A useful roundup of twenty years of research into what makes people want to conserve natural resources can be found here.
As someone who tends to believe that a free-market based solution to our worst environmental problems is highly desirable, I found this article very interesting. The article leaves a pretty big question in its wake however: People either have to get emotionally excited about conservation, or someone has to assign a monetary value to the externalities of pollution (nothing gets heads to turn faster than a nickel dropping on a concrete floor). We all love the carbon tax here, so let me go the other way for a second. How could we create a system that would make people visceral about conservation?

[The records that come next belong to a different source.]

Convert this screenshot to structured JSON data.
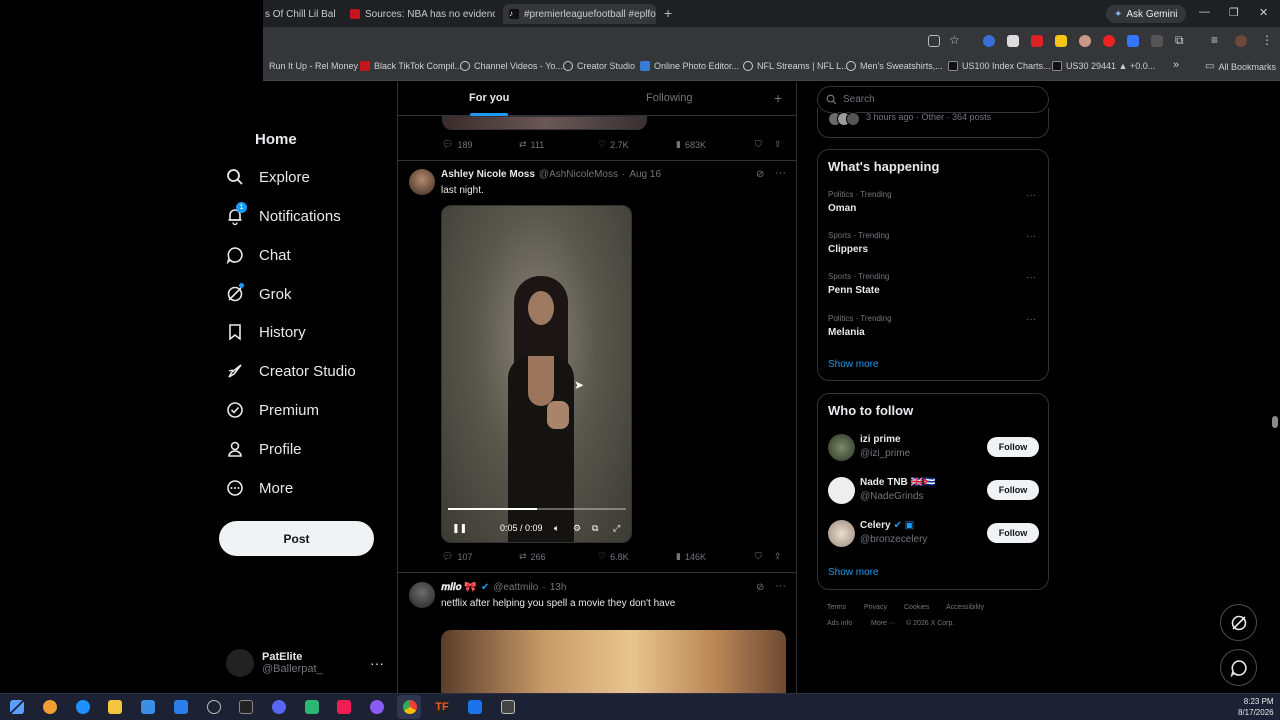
{
  "browser": {
    "tabs": [
      {
        "label": "s Of Chill Lil Bal",
        "active": false
      },
      {
        "label": "Sources: NBA has no evidence",
        "active": false
      },
      {
        "label": "#premierleaguefootball #eplfo",
        "active": true
      }
    ],
    "ask_gemini": "Ask Gemini",
    "bookmarks": [
      "Run It Up - Rel Money",
      "Black TikTok Compil...",
      "Channel Videos - Yo...",
      "Creator Studio",
      "Online Photo Editor...",
      "NFL Streams | NFL L...",
      "Men's Sweatshirts,...",
      "US100 Index Charts...",
      "US30 29441 ▲ +0.0...",
      "All Bookmarks"
    ]
  },
  "nav": {
    "items": [
      {
        "label": "Home",
        "icon": "home-icon"
      },
      {
        "label": "Explore",
        "icon": "search-icon"
      },
      {
        "label": "Notifications",
        "icon": "bell-icon",
        "badge": "1"
      },
      {
        "label": "Chat",
        "icon": "chat-bubble-icon"
      },
      {
        "label": "Grok",
        "icon": "grok-icon"
      },
      {
        "label": "History",
        "icon": "bookmark-icon"
      },
      {
        "label": "Creator Studio",
        "icon": "rocket-icon"
      },
      {
        "label": "Premium",
        "icon": "verified-badge-icon"
      },
      {
        "label": "Profile",
        "icon": "person-icon"
      },
      {
        "label": "More",
        "icon": "more-circle-icon"
      }
    ],
    "post_label": "Post",
    "account": {
      "name": "PatElite",
      "handle": "@Ballerpat_",
      "more": "···"
    }
  },
  "timeline": {
    "tabs": [
      {
        "label": "For you"
      },
      {
        "label": "Following"
      }
    ],
    "plus": "+",
    "prev_actions": {
      "replies": "189",
      "reposts": "111",
      "likes": "2.7K",
      "views": "683K"
    },
    "tweet1": {
      "name": "Ashley Nicole Moss",
      "handle": "@AshNicoleMoss",
      "sep": "·",
      "time": "Aug 16",
      "text": "last night.",
      "video_time": "0:05 / 0:09",
      "video_progress": 0.5,
      "actions": {
        "replies": "107",
        "reposts": "266",
        "likes": "6.8K",
        "views": "146K"
      }
    },
    "tweet2": {
      "name": "𝒎𝒊𝒍𝒐 🎀",
      "handle": "@eattmilo",
      "sep": "·",
      "time": "13h",
      "text": "netflix after helping you spell a movie they don't have"
    }
  },
  "right": {
    "search_placeholder": "Search",
    "prev_card_meta": "3 hours ago · Other · 364 posts",
    "whats_happening": {
      "title": "What's happening",
      "trends": [
        {
          "category": "Politics · Trending",
          "name": "Oman"
        },
        {
          "category": "Sports · Trending",
          "name": "Clippers"
        },
        {
          "category": "Sports · Trending",
          "name": "Penn State"
        },
        {
          "category": "Politics · Trending",
          "name": "Melania"
        }
      ],
      "more_dots": "···",
      "show_more": "Show more"
    },
    "who_to_follow": {
      "title": "Who to follow",
      "users": [
        {
          "name": "izi prime",
          "handle": "@izi_prime",
          "badge": ""
        },
        {
          "name": "Nade TNB 🇬🇧🇨🇺",
          "handle": "@NadeGrinds",
          "badge": ""
        },
        {
          "name": "Celery",
          "handle": "@bronzecelery",
          "badge": "✔ ▣"
        }
      ],
      "follow_label": "Follow",
      "show_more": "Show more"
    },
    "footer": [
      "Terms",
      "Privacy",
      "Cookies",
      "Accessibility",
      "Ads info",
      "More ···",
      "© 2026 X Corp."
    ]
  },
  "taskbar": {
    "time": "8:23 PM",
    "date": "8/17/2026"
  }
}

One of the worst systems of financial robbery the average worker experiences is income tax collection. The money gets taken out of your check every month, and if the government takes too much, well, you get it back an average of six months later, sans interest. Sorry, our bad!
People grumble about this, but it has an interesting side effect: you sure do race to fill out that form in January, don't you? Because you're going to get a big fat check once you're done. That's your money, and it always has been, but that fact gets lost in the psychology of collecting free money that you'd long ago written off as lost.
Why don't we treat energy the same way? What if, instead of a monthly per kw/h bill, we paid a per-year fee for energy, like rent, due in advance. And what if that fee were clearly exorbitant? Bear with me.
Instead of motorized meters that nobody ever sees or is able to read, you'd get a very colorful, pleasant digital display that went -inside- your front door; you'd see it every day as you left the house. That meter wouldn't display your energy use. It would calculate and display the amount you were presently on course to get sent back to you, at the end of the year.
I bet people would perk up in a hurry.